— WORK TO COMPLETE —
Where the lines below hold images, skip those and copy every word exactly.

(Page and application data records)
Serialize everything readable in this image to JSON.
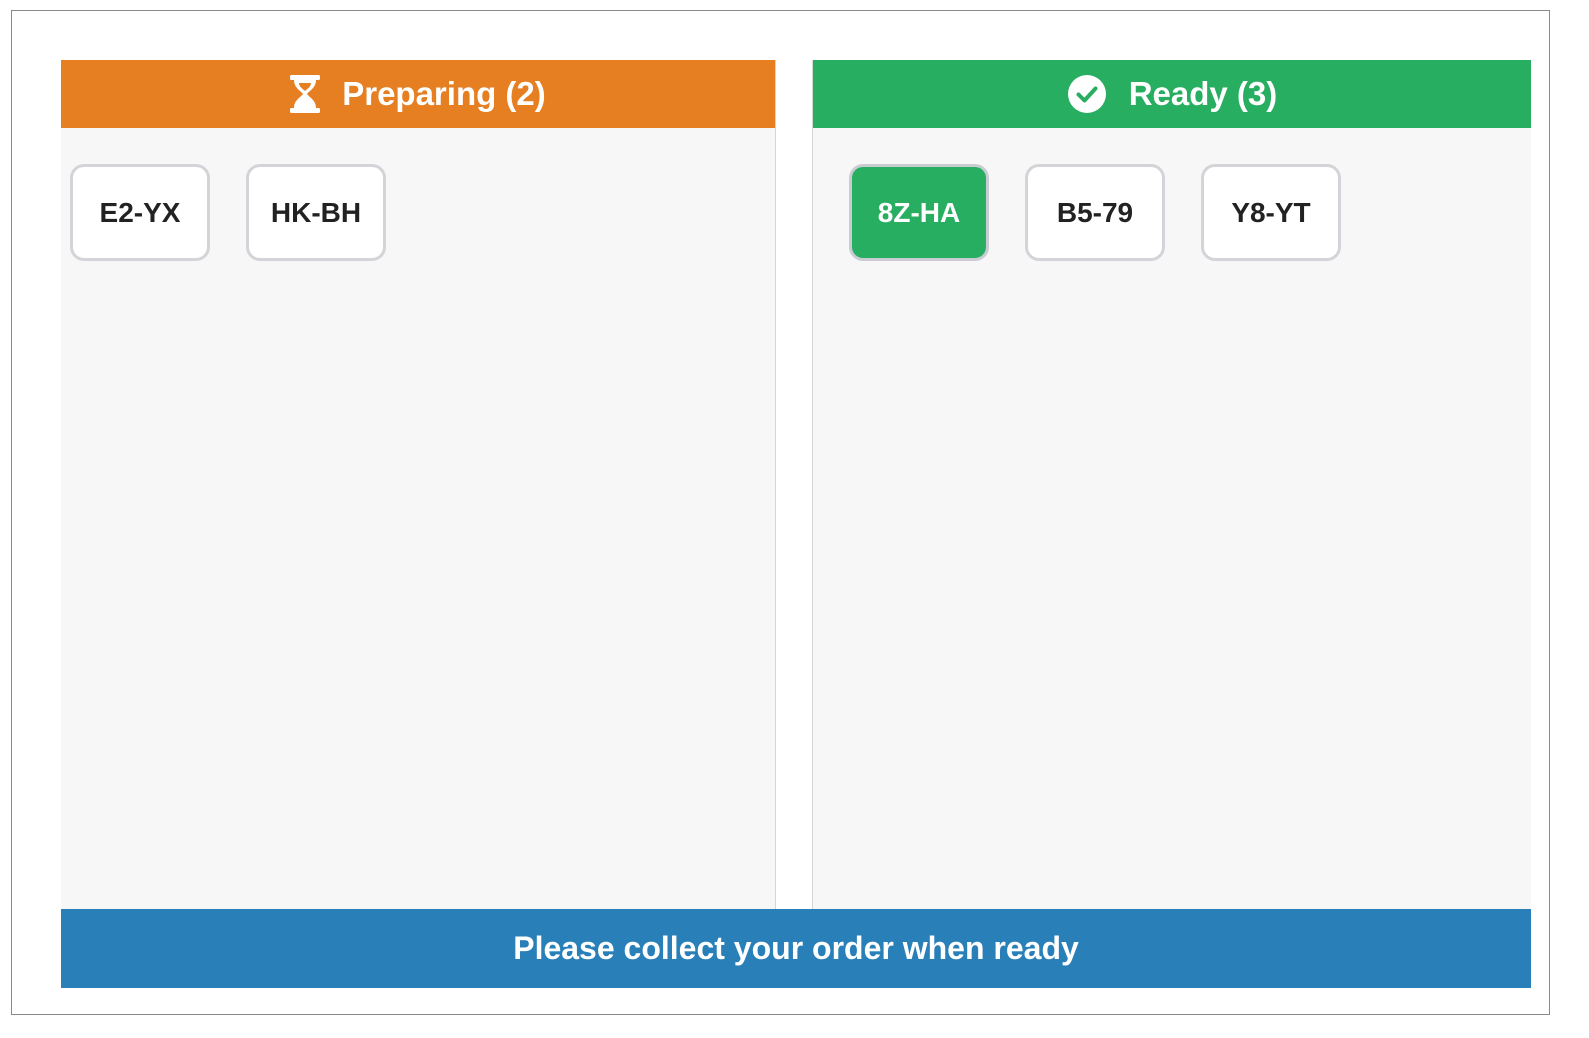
{
  "preparing": {
    "header_label": "Preparing (2)",
    "icon": "hourglass-icon",
    "color": "#e67e22",
    "orders": [
      "E2-YX",
      "HK-BH"
    ]
  },
  "ready": {
    "header_label": "Ready (3)",
    "icon": "check-circle-icon",
    "color": "#27ae60",
    "highlight_color": "#27ae60",
    "orders": [
      "8Z-HA",
      "B5-79",
      "Y8-YT"
    ],
    "highlighted_order": "8Z-HA"
  },
  "footer": {
    "message": "Please collect your order when ready",
    "color": "#2980b9"
  }
}
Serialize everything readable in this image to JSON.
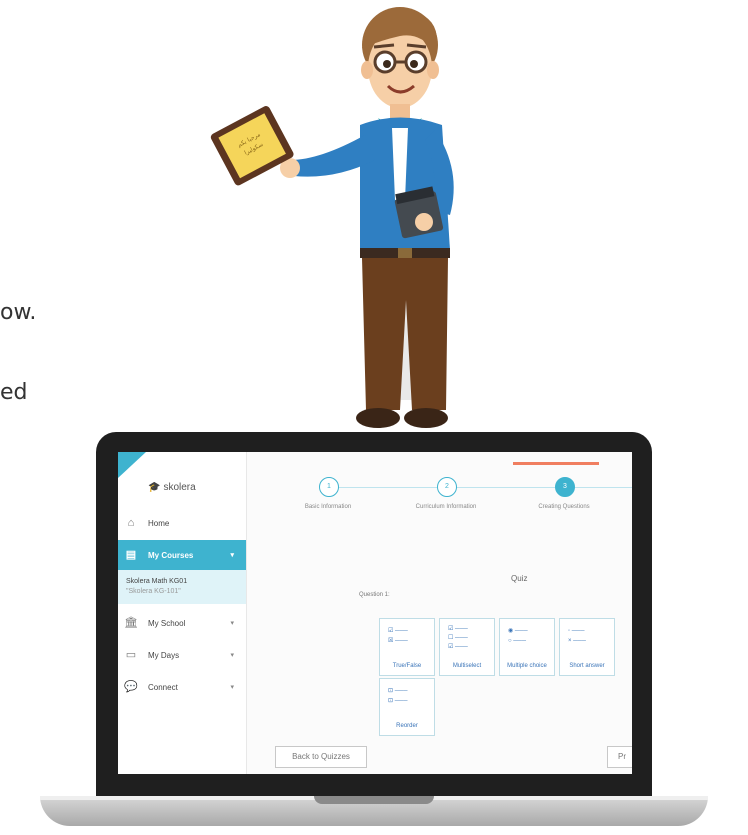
{
  "background_text": {
    "line1": "ow.",
    "line2": "ed"
  },
  "app": {
    "logo": "skolera",
    "sidebar": {
      "home": "Home",
      "my_courses": "My Courses",
      "course_name": "Skolera Math KG01",
      "course_code": "\"Skolera KG-101\"",
      "my_school": "My School",
      "my_days": "My Days",
      "connect": "Connect"
    },
    "steps": [
      {
        "number": "1",
        "label": "Basic Information"
      },
      {
        "number": "2",
        "label": "Curriculum Information"
      },
      {
        "number": "3",
        "label": "Creating Questions"
      }
    ],
    "quiz_title": "Quiz",
    "question_label": "Question 1:",
    "question_types": {
      "true_false": "True/False",
      "multiselect": "Multiselect",
      "multiple_choice": "Multiple choice",
      "short_answer": "Short answer",
      "reorder": "Reorder"
    },
    "back_button": "Back to Quizzes",
    "next_button": "Pr"
  },
  "colors": {
    "accent": "#3eb3cf",
    "active_tab": "#f07e60",
    "laptop_frame": "#1f1f1f"
  }
}
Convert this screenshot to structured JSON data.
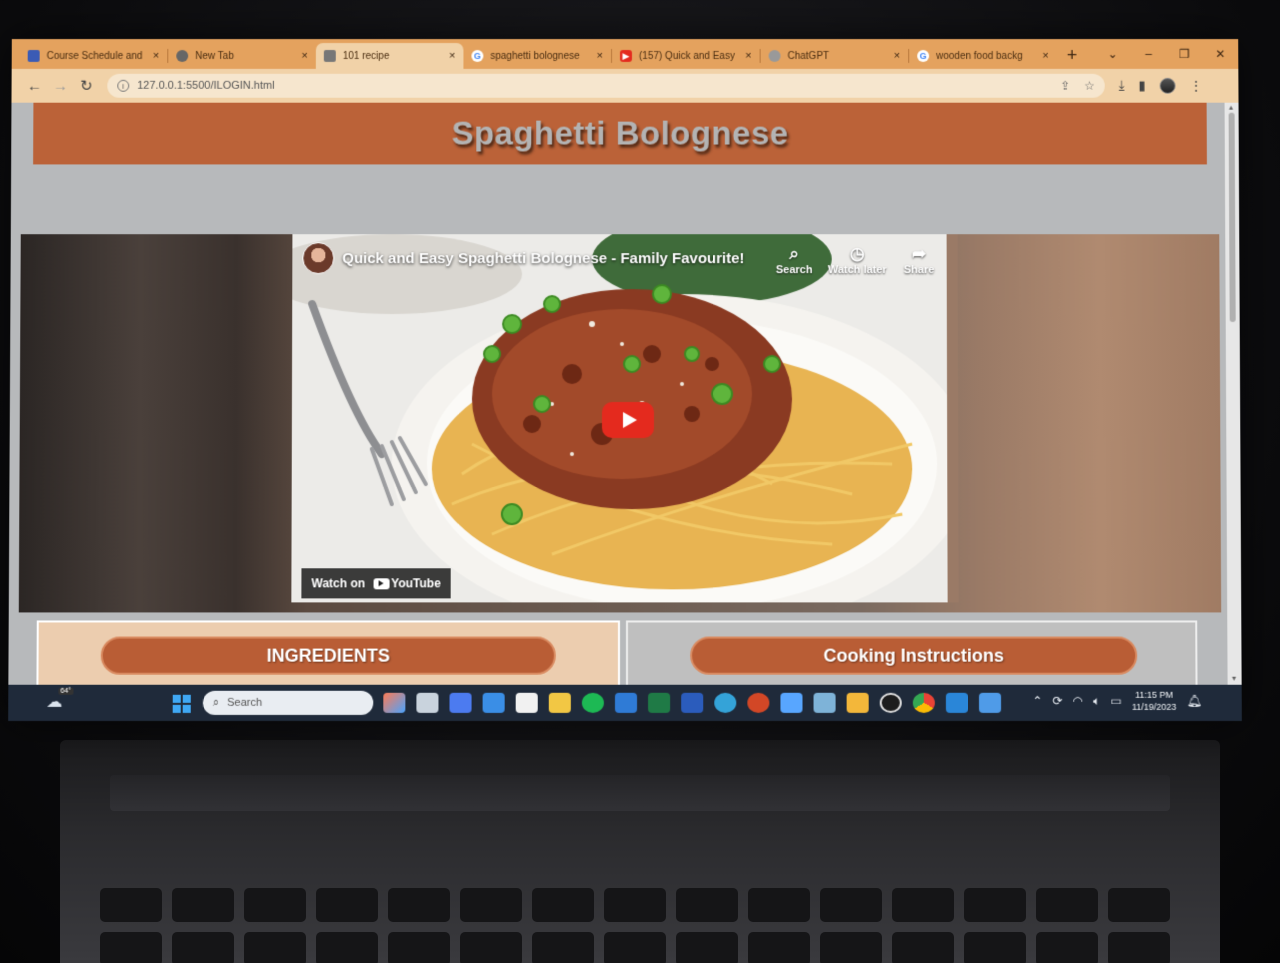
{
  "browser": {
    "tabs": [
      {
        "label": "Course Schedule and",
        "favicon_color": "#3b5bb5",
        "active": false
      },
      {
        "label": "New Tab",
        "favicon_color": "#666666",
        "active": false
      },
      {
        "label": "101 recipe",
        "favicon_color": "#777777",
        "active": true
      },
      {
        "label": "spaghetti bolognese",
        "favicon_color": "#ffffff",
        "active": false
      },
      {
        "label": "(157) Quick and Easy",
        "favicon_color": "#e42a1e",
        "active": false
      },
      {
        "label": "ChatGPT",
        "favicon_color": "#999999",
        "active": false
      },
      {
        "label": "wooden food backg",
        "favicon_color": "#ffffff",
        "active": false
      }
    ],
    "new_tab_glyph": "+",
    "url": "127.0.0.1:5500/ILOGIN.html"
  },
  "page": {
    "title": "Spaghetti Bolognese",
    "video": {
      "title": "Quick and Easy Spaghetti Bolognese - Family Favourite!",
      "controls": [
        {
          "label": "Search",
          "icon": "search-icon"
        },
        {
          "label": "Watch later",
          "icon": "clock-icon"
        },
        {
          "label": "Share",
          "icon": "share-icon"
        }
      ],
      "watch_on": "Watch on",
      "watch_on_brand": "YouTube"
    },
    "ingredients_label": "INGREDIENTS",
    "instructions_label": "Cooking Instructions"
  },
  "taskbar": {
    "weather_badge": "64°",
    "search_placeholder": "Search",
    "clock_time": "11:15 PM",
    "clock_date": "11/19/2023"
  },
  "colors": {
    "banner": "#bb6238",
    "pill": "#b95d35",
    "tabstrip": "#e4a25e",
    "toolbar": "#f1d2a8"
  }
}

— RESULT FOR THIS EXERCISE —
Serialize everything readable in this image to JSON.
{
  "preparing": {
    "header_label": "Preparing (2)",
    "icon": "hourglass-icon",
    "color": "#e67e22",
    "orders": [
      "E2-YX",
      "HK-BH"
    ]
  },
  "ready": {
    "header_label": "Ready (3)",
    "icon": "check-circle-icon",
    "color": "#27ae60",
    "highlight_color": "#27ae60",
    "orders": [
      "8Z-HA",
      "B5-79",
      "Y8-YT"
    ],
    "highlighted_order": "8Z-HA"
  },
  "footer": {
    "message": "Please collect your order when ready",
    "color": "#2980b9"
  }
}
Serialize everything readable in this image to JSON.
{
  "background_text": {
    "line1": "ow.",
    "line2": "ed"
  },
  "app": {
    "logo": "skolera",
    "sidebar": {
      "home": "Home",
      "my_courses": "My Courses",
      "course_name": "Skolera Math KG01",
      "course_code": "\"Skolera KG-101\"",
      "my_school": "My School",
      "my_days": "My Days",
      "connect": "Connect"
    },
    "steps": [
      {
        "number": "1",
        "label": "Basic Information"
      },
      {
        "number": "2",
        "label": "Curriculum Information"
      },
      {
        "number": "3",
        "label": "Creating Questions"
      }
    ],
    "quiz_title": "Quiz",
    "question_label": "Question 1:",
    "question_types": {
      "true_false": "True/False",
      "multiselect": "Multiselect",
      "multiple_choice": "Multiple choice",
      "short_answer": "Short answer",
      "reorder": "Reorder"
    },
    "back_button": "Back to Quizzes",
    "next_button": "Pr"
  },
  "colors": {
    "accent": "#3eb3cf",
    "active_tab": "#f07e60",
    "laptop_frame": "#1f1f1f"
  }
}
Convert this screenshot to structured JSON data.
{
  "browser": {
    "tabs": [
      {
        "label": "Course Schedule and",
        "favicon_color": "#3b5bb5",
        "active": false
      },
      {
        "label": "New Tab",
        "favicon_color": "#666666",
        "active": false
      },
      {
        "label": "101 recipe",
        "favicon_color": "#777777",
        "active": true
      },
      {
        "label": "spaghetti bolognese",
        "favicon_color": "#ffffff",
        "active": false
      },
      {
        "label": "(157) Quick and Easy",
        "favicon_color": "#e42a1e",
        "active": false
      },
      {
        "label": "ChatGPT",
        "favicon_color": "#999999",
        "active": false
      },
      {
        "label": "wooden food backg",
        "favicon_color": "#ffffff",
        "active": false
      }
    ],
    "new_tab_glyph": "+",
    "url": "127.0.0.1:5500/ILOGIN.html"
  },
  "page": {
    "title": "Spaghetti Bolognese",
    "video": {
      "title": "Quick and Easy Spaghetti Bolognese - Family Favourite!",
      "controls": [
        {
          "label": "Search",
          "icon": "search-icon"
        },
        {
          "label": "Watch later",
          "icon": "clock-icon"
        },
        {
          "label": "Share",
          "icon": "share-icon"
        }
      ],
      "watch_on": "Watch on",
      "watch_on_brand": "YouTube"
    },
    "ingredients_label": "INGREDIENTS",
    "instructions_label": "Cooking Instructions"
  },
  "taskbar": {
    "weather_badge": "64°",
    "search_placeholder": "Search",
    "clock_time": "11:15 PM",
    "clock_date": "11/19/2023"
  },
  "colors": {
    "banner": "#bb6238",
    "pill": "#b95d35",
    "tabstrip": "#e4a25e",
    "toolbar": "#f1d2a8"
  }
}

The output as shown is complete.